Real-time data without context can be either too troubling or not troubling enough, leading to panic and wrong decisions.
I’ve been at my laptop, continuously refreshing, eyes glued to the screen. In the evening, after my laptop is shut, I am obsessively checking my mobile phone. I am looking for the latest COVID-19 updates, along with the Johns Hopkins University dashboard showing the march of the COVID-19 virus across the globe — with red bubbles marking outbreaks spreading like measles across a world map. I know many others who are also looking at this dashboard or similar ones as well.
Looks like three new cases just popped up in Denmark. Twenty-two more souls lost in Italy. Oops, there’s one more in Russia. As if this writing, we’re passing the 10,000-case mark in the United States.
This is global reporting data as close to real-time as you can get it, pure and simple. It’s not fun data, as it’s a scoreboard of disease and death. And we watch and get more and more scared. The estimates and percentages fly — two percent mortality rate here, eight percent there.
It’s wonderful that all this real-time data is freely available for everyone to see and share. The challenge is, these are the early stages of the pandemic with a still-relatively unknown virus, so its missing context. Real-time data without context can be either too troubling or not troubling enough, leading to panic and wrong decisions. You look at the data, and its growth in each country, and you wonder: how bad is this? How does this compare to other outbreaks? What can you deduct about the lethality of the disease? Is it affecting certain population segments? Fascinating grist for data scientists and analysts, the stuff of anxiety for non-analytic viewers.
Nate Silver of FiveThirtyEight notes in a recent tweet that “there’s a role for someone to emerge as the world’s leading interpreter of coronavirus statistics. You see a lot of data reported in real time but not always obvious what’s ‘real’ and what’s an artifact of insufficient testing and under-reporting etc.”
The potential erroneous assumptions that come from raw data are explored in great detail in a website led by Max Roser, an economist at the University of Oxford, in partnership with Drs. Hannah Ritchie and Esteban Ortiz-Ospina. As they observe: “In an ongoing outbreak the final outcomes – death or recovery – for all cases is not yet known. The time from symptom onset to death ranges from two to eight weeks for COVID-19. This means that some people who are currently infected with COVID-19 will die at a later date. This needs to be kept in mind when comparing the current number of deaths with the current number of cases.”
Testing may help reveal the extent to which populations are infected, though this is fallible as well, Roser and his co-authors point out. “The number of COVID-19 tests does not reflect the number of people who have a definitive diagnosis. Some people require more than one test because of false-negative outcomes.” Under-reporting of cases is a challenge since it can dramatically recast the apparent lethality of diseases. Rosen’s team looks at the CDC’s calculations for annual influenza outbreaks, for example, which conducts disease outbreak modeling which attempts to adjust for under-reporting of outbreak numbers — those who did not seek medical attention.
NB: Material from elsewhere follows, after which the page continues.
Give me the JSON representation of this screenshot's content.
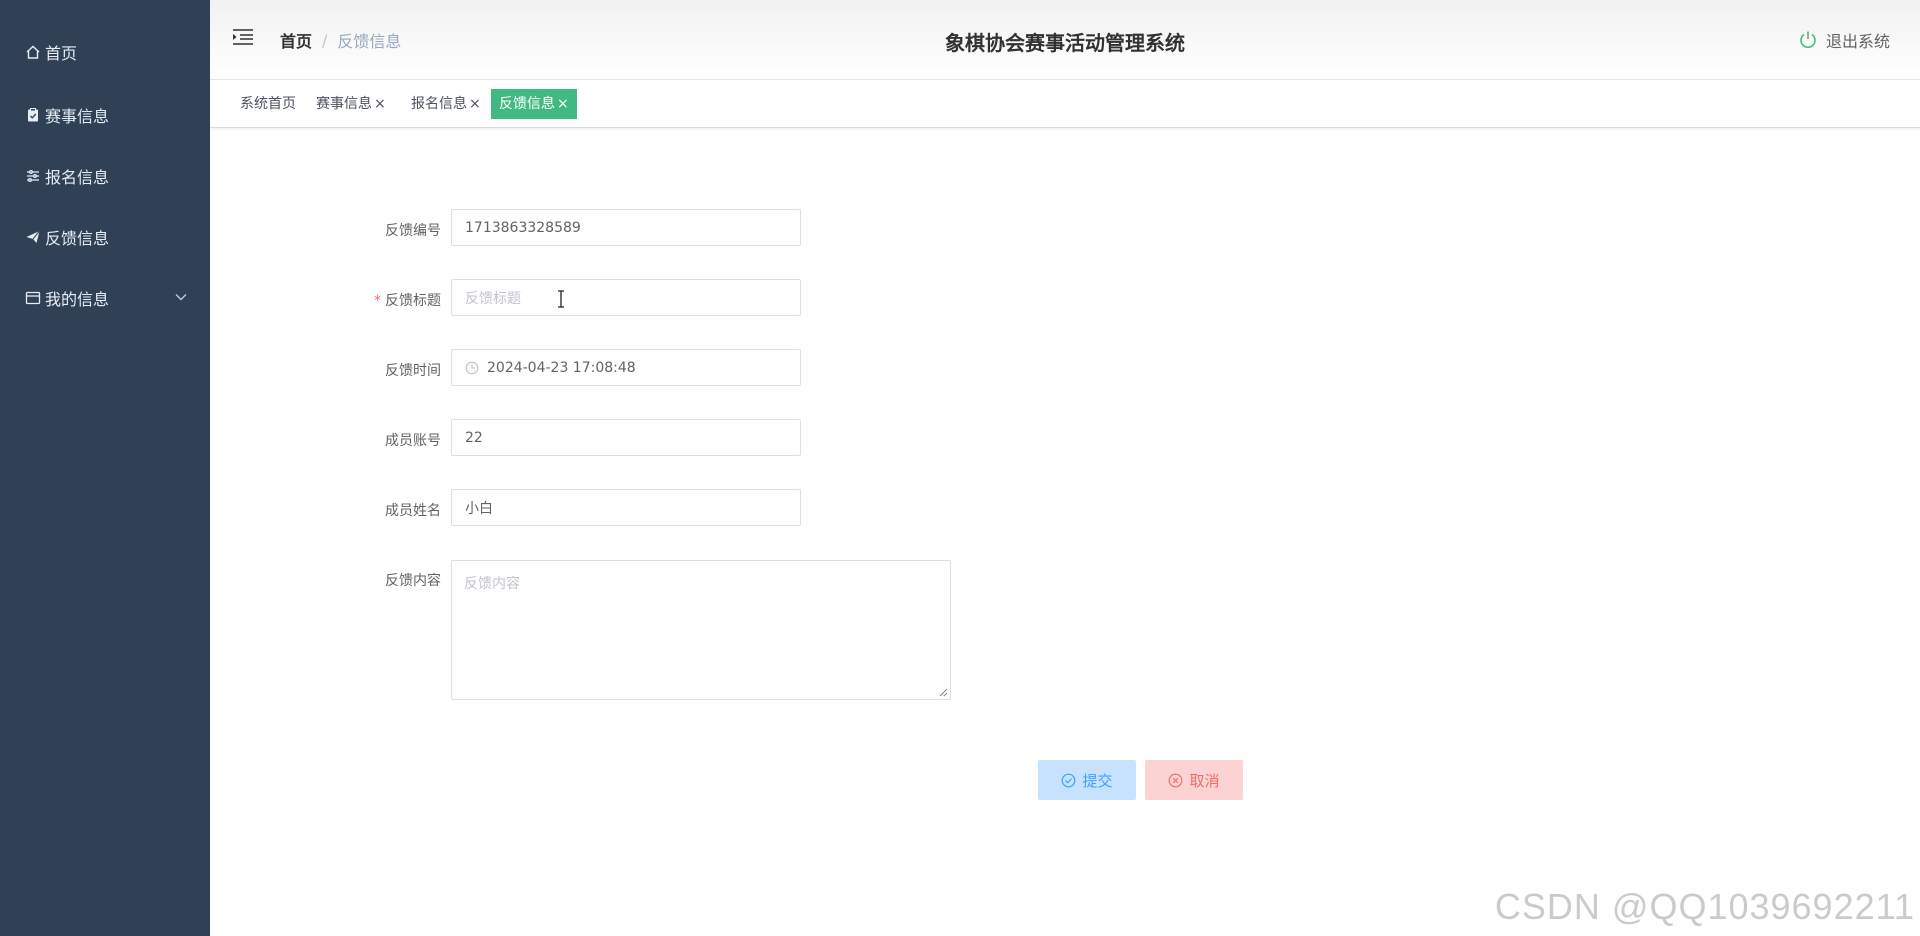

Such modeling will be applied to COVID-19 as the outbreak continues, and ultimately may lower the fatality percentages.
In short, we still don’t have all this raw real-time data in its proper context. There’s even a lesson somewhere in here for businesses making out-of-context decisions based on real-time data feeds. Until then, I — like many others — will keep our eyes glued to the real-time dashboards, hoping for the best, and washing my hands as often as possible.